PROBLEM STATEMENT:
What is the count of lines in the data that hold the string "Avaria"? State the number alone.

── DATA FOR THE TASK

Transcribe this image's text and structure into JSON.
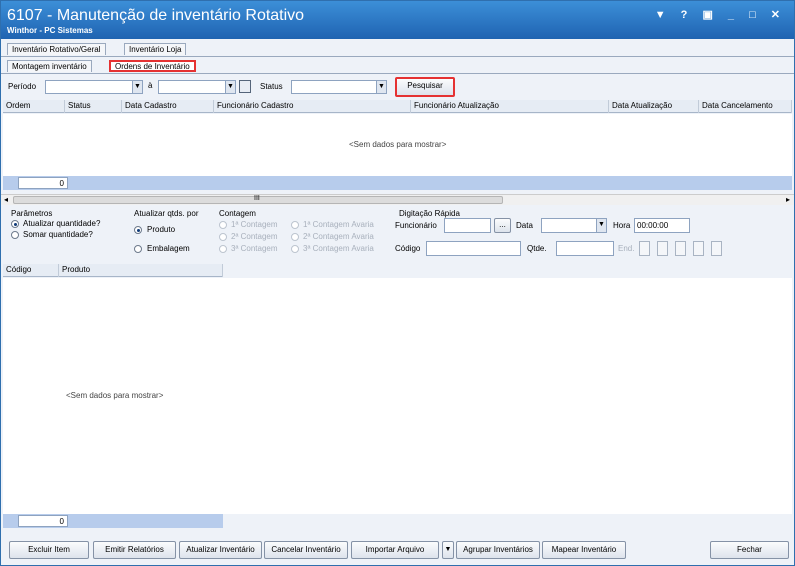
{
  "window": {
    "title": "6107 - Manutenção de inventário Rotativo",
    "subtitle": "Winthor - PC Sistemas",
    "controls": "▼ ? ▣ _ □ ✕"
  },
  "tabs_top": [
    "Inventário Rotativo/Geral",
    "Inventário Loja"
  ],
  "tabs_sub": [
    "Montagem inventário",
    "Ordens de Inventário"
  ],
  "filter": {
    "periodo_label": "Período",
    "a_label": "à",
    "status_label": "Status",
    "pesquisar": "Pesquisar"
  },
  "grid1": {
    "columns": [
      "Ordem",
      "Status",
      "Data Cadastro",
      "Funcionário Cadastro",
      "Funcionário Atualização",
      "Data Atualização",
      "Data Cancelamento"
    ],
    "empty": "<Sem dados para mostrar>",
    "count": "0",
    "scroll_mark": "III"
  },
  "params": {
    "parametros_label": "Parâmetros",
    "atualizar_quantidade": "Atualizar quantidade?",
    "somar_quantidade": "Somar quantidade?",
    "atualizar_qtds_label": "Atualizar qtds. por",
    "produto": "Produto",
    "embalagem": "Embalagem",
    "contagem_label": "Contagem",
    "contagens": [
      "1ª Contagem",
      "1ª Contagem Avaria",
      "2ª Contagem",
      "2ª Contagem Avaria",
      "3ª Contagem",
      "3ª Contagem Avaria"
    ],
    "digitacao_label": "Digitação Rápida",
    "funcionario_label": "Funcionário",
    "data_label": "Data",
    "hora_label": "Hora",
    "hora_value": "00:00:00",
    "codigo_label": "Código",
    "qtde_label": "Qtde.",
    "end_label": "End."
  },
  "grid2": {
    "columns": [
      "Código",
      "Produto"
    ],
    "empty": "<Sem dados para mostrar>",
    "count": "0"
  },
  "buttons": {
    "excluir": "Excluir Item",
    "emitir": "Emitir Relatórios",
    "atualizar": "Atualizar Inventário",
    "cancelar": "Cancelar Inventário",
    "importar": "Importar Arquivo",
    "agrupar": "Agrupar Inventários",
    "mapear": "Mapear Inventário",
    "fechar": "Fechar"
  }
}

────

WRITTEN RESPONSE:
3